Somehow I got through my teenage prog metal phase without hearing Fates Warning, despite their output of progressive metal starting before I was born, so I decided to give Theories of Flight, their 2016 release, a listen. Theories is their twelfth studio album and approximately represents the band’s lineup since 2007. The eight tracks cover over 52 minutes of classic-sounding American prog rock. Ray Adler’s vocals soar over the complicated rhythm figures, the distorted background guitars revel in palm-muted accents, breakdowns and bridges are full of shifting tempos and double-bass drum fills. The end result is a kind of symphony – something very carefully crafted and not released until the band was 100% satisfied with their performance. Theories comes off as highly controlled, even restricted, but within these self-imposed boundaries Fates Warning makes its own kind of complex fun.
This isn’t speed metal, and though there are some fast riffs and fast solos, the tempos are generally moderate. The energy of these songs is consequently a bit restrained, matching the contemplative lyrics. Most of the songs on Theories of Flight are between four and six minutes long with fairly traditional structures, though both “The Light and Shade of Things” and “The Ghosts of Home” are multi-movement opuses over ten minutes long dealing with the physical and psychological isolation resulting from the end of relationships. Something tells me I’d have really enjoyed this as a teen, though the lower energy level of these songs has me less rapt than I might have been 15 years ago. That said, there isn’t a bad song on this album, and I’d call Theories a success. Each song sets its parameters and then fills out within its limits in an obviously intentional way. So even when the metrical shifts aren’t really justified except as a musical exercise, they still work in the context of the track and album, because that’s what this album is about: exploring what you can do within limits established either by you or by an external force.
There are a few genuinely catchy melodies on this album. “Seven Stars” is an obvious anthem and album highlight, settling right into a perfect headbanging tempo and rhythm and letting Adler show off his wailing vocals. The song isn’t really about anything except trying to move on from a vague sense of loss, but it also doesn’t really need to be about anything more. It has a catchy riff, an addicting rhythm, a somber moment during the breakdown, a sustained and legato guitar solo, and enough chorus repeats to allow fans to chant along. The aforementioned “The Light and Shade of Things” spends a few minutes building a ponderous and lightly-cymballed opening before exploding in tight, sandy distortion while the chorused lyrics punch through the syncopated drums and guitars. The third movement is clearly in the vein of Led Zeppelin’s clean tone rhythm figures, and the song finally settles back into the heavy headbanging of the second movement before coming to a reflective close.

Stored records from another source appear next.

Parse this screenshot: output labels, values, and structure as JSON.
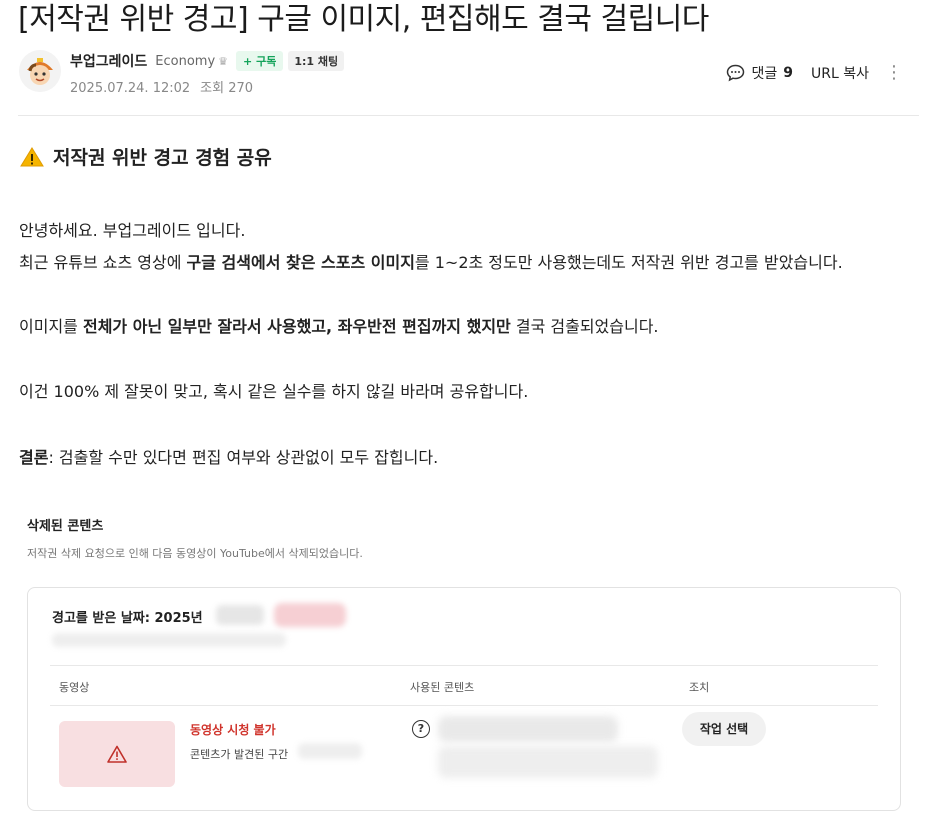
{
  "post": {
    "title": "[저작권 위반 경고] 구글 이미지, 편집해도 결국 걸립니다",
    "author": "부업그레이드",
    "grade": "Economy",
    "subscribe_label": "+ 구독",
    "chat_label": "1:1 채팅",
    "date": "2025.07.24. 12:02",
    "views_label": "조회 270",
    "comments_label": "댓글",
    "comments_count": "9",
    "url_copy_label": "URL 복사"
  },
  "content": {
    "section_heading": "저작권 위반 경고 경험 공유",
    "greeting": "안녕하세요. 부업그레이드 입니다.",
    "p2": {
      "before": "최근 유튜브 쇼츠 영상에 ",
      "bold": "구글 검색에서 찾은 스포츠 이미지",
      "after": "를 1~2초 정도만 사용했는데도 저작권 위반 경고를 받았습니다."
    },
    "p3": {
      "before": "이미지를 ",
      "bold": "전체가 아닌 일부만 잘라서 사용했고, 좌우반전 편집까지 했지만",
      "after": " 결국 검출되었습니다."
    },
    "p4": "이건 100% 제 잘못이 맞고, 혹시 같은 실수를 하지 않길 바라며 공유합니다.",
    "p5": {
      "bold": "결론",
      "after": ": 검출할 수만 있다면 편집 여부와 상관없이 모두 잡힙니다."
    }
  },
  "screenshot": {
    "title": "삭제된 콘텐츠",
    "description": "저작권 삭제 요청으로 인해 다음 동영상이 YouTube에서 삭제되었습니다.",
    "warning_date_label": "경고를 받은 날짜: 2025년",
    "columns": [
      "동영상",
      "사용된 콘텐츠",
      "조치"
    ],
    "video_status": "동영상 시청 불가",
    "found_section_label": "콘텐츠가 발견된 구간",
    "action_button": "작업 선택"
  }
}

After having heard the album a few times over a few days, I ended up quite liking it. Theories of Flight is among the albums I’d give someone who wants to learn what progressive metal is about, along with Rush’s 2112 and something by Dream Theater.